- History: The historic Cariboo Wagon road runs through the park. This was originally just a trail used by fur traders from 1803 to 1810. During the Cariboo Gold Rush of the 1860’s it was rebuilt, and it linked the gold fields of the Cariboo to the gold markets of the world, via the shipyards of Vancouver. One of the stops on the park’s Interpretive Trail is on the actual Wagon Road. The overgrown track seems a far cry from our modern Highway 97.
One of the stopping points on the Wagon Road for weary miners was the Blue Tent Ranch. It was built by the Wright family in 1862, after they discovered that cattle and the roadhouse provided a much steadier income than gold mining. The present day park is located on part of the original ranch land. Throughout the park, you can see the stumps from the lumber used to build the original ranch house. This heritage house still stands today, and can be seen next to the highway, roughly three kilometres north of the park. Lac La Hache was established as a Class A Provincial Park in 1956.
- Cultural Heritage: Both the Shuswap and Chilcotin First Nations used the area. Long before the lure of wealth brought the fur traders west, the Shuswap Indians established pit houses near the present day village of Lac La Hache. The Chilcotins named the lake Kumatakwa, meaning Chief or Queen of the waters.
- Conservation: The park is in the Interior Douglas Fir Zone, which is found in BC’s dry interior. There is a superb old-growth stand of Douglas-fir trees surrounding the campground. A fire in the 1960’s burned several hectares, and you can still see the scars on the bases of some fir trees, their thick bark allowed these trees to survive. Fire is part of natural succession here – sunlight reaching the forest floor allows the growth of trembling aspen and lodgepole pine, as well as pinegrass, bunchberry and beautiful pink wild roses.
- Wildlife: Birds that thrive in this lakeside habitat include bald eagle, osprey and red-tailed hawk, as well as forest birds such as pileated woodpeckers, saw-whet owls, red crossbills, chickadees and nuthatches.
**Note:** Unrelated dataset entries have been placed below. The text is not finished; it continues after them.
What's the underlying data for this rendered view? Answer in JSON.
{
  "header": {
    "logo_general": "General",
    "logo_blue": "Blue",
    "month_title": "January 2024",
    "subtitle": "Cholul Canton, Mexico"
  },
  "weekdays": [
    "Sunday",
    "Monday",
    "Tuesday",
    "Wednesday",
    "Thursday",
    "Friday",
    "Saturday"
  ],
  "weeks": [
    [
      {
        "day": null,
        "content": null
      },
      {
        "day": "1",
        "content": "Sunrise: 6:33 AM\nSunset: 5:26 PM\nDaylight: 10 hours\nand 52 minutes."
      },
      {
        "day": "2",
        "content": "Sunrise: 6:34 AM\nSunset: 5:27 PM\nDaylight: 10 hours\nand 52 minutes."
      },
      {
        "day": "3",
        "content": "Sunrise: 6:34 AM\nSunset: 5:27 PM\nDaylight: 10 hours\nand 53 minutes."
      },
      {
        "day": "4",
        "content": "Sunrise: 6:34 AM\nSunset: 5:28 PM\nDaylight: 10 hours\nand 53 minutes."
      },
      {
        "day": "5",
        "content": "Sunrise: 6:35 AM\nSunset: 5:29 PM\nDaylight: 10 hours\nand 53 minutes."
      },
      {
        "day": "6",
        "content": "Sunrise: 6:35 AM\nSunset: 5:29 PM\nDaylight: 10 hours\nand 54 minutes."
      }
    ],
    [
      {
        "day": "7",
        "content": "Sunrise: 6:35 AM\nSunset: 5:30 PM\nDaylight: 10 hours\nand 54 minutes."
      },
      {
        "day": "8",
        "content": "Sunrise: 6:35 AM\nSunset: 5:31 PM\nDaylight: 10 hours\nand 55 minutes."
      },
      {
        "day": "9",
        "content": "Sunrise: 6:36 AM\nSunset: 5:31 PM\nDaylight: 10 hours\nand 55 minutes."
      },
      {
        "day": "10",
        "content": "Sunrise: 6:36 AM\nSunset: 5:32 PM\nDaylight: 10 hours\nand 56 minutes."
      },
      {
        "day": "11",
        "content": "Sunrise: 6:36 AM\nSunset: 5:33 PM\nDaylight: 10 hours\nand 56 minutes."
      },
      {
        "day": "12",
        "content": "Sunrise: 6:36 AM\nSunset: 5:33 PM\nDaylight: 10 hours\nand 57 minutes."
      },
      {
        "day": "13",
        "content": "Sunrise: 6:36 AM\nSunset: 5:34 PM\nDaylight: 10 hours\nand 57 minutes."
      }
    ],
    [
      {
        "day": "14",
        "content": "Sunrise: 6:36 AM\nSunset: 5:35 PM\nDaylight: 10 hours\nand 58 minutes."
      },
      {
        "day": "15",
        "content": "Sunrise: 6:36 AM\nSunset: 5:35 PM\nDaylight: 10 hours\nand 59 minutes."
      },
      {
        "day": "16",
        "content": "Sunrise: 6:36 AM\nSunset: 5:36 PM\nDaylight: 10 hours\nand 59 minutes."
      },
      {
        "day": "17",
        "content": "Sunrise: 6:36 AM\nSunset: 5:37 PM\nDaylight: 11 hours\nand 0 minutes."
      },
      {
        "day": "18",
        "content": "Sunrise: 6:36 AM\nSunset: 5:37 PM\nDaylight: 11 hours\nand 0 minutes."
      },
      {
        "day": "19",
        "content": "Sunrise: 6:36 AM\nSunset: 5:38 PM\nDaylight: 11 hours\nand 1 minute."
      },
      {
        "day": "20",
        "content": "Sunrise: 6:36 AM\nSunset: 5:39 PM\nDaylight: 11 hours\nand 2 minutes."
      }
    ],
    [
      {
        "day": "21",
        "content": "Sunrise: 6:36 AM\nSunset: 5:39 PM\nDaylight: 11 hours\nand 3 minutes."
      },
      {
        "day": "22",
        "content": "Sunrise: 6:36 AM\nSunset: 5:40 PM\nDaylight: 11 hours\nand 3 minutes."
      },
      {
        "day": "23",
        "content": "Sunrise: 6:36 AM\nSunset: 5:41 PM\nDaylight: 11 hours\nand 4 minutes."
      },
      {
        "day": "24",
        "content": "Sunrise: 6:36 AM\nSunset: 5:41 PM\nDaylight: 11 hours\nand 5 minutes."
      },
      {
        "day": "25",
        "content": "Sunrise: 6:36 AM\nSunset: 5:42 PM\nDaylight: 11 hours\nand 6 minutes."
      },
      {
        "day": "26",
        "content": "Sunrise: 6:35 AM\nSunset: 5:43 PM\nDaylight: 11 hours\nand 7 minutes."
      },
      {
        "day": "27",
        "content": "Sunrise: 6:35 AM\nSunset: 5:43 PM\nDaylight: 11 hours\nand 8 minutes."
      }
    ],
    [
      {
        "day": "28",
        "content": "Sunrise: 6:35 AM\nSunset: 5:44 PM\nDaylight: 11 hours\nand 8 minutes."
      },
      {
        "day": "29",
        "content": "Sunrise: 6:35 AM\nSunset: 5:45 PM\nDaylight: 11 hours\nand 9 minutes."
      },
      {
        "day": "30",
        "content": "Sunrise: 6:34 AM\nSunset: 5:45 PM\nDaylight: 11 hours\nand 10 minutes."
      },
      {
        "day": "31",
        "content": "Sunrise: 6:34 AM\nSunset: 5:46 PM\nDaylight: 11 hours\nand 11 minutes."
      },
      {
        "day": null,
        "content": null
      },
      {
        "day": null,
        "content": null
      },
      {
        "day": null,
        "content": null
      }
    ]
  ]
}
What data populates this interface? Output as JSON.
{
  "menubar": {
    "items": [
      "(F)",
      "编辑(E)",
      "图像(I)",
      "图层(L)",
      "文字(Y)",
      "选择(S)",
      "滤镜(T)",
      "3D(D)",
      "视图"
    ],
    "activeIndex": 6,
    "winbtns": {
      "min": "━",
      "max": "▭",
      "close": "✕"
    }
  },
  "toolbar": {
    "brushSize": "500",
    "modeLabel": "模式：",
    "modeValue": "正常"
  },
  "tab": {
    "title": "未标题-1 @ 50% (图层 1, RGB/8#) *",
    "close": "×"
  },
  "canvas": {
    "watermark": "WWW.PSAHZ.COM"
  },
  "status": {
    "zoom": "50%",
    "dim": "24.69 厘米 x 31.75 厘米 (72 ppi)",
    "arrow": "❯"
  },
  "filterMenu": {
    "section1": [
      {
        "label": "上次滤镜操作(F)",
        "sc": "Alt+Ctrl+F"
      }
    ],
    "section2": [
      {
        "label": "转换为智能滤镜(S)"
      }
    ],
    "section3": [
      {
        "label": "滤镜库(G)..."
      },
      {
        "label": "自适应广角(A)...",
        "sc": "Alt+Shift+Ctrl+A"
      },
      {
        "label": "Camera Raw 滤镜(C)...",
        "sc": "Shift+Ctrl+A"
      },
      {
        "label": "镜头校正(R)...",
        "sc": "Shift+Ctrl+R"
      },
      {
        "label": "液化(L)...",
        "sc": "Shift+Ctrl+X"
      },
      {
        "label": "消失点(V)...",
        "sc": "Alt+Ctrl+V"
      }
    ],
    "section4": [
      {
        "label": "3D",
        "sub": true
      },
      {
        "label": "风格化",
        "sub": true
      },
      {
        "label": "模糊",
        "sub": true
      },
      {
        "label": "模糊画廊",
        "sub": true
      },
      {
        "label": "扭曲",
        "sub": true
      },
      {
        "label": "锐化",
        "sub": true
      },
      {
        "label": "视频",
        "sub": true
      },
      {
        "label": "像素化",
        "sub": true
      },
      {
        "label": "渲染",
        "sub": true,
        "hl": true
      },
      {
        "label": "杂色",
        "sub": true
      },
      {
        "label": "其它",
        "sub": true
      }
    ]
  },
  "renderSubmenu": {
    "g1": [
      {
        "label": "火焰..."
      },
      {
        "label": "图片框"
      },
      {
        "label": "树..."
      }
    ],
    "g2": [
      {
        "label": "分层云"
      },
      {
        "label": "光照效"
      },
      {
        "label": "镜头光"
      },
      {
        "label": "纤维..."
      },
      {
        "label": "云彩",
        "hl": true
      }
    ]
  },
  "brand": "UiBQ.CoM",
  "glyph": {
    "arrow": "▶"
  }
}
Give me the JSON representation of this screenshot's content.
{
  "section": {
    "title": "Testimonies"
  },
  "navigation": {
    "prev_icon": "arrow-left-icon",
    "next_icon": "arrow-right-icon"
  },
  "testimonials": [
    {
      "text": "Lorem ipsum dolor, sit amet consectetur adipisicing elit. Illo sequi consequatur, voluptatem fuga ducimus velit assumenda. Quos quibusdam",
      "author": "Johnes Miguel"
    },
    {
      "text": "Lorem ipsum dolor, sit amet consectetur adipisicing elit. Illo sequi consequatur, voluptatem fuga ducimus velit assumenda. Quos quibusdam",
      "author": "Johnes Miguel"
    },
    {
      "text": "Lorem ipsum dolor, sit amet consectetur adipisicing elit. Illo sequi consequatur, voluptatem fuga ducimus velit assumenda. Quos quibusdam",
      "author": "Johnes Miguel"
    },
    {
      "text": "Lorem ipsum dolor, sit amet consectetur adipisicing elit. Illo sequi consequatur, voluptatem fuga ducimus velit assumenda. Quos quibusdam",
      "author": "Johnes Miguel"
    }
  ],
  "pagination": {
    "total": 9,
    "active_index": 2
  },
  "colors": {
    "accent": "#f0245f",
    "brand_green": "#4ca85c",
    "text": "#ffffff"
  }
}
Because of the diversity in plant species, a wide variety of mammals lives in this area, from moose and black bears to humble shrews and chipmunks. There are also mule deer, pine martin, lynx, and flying squirrels.
Activities Available at this Park
Pets on Leash
Facilities Available at this Park
Group picnicking is open from May 15 to September 30 and reservations are available. Read more »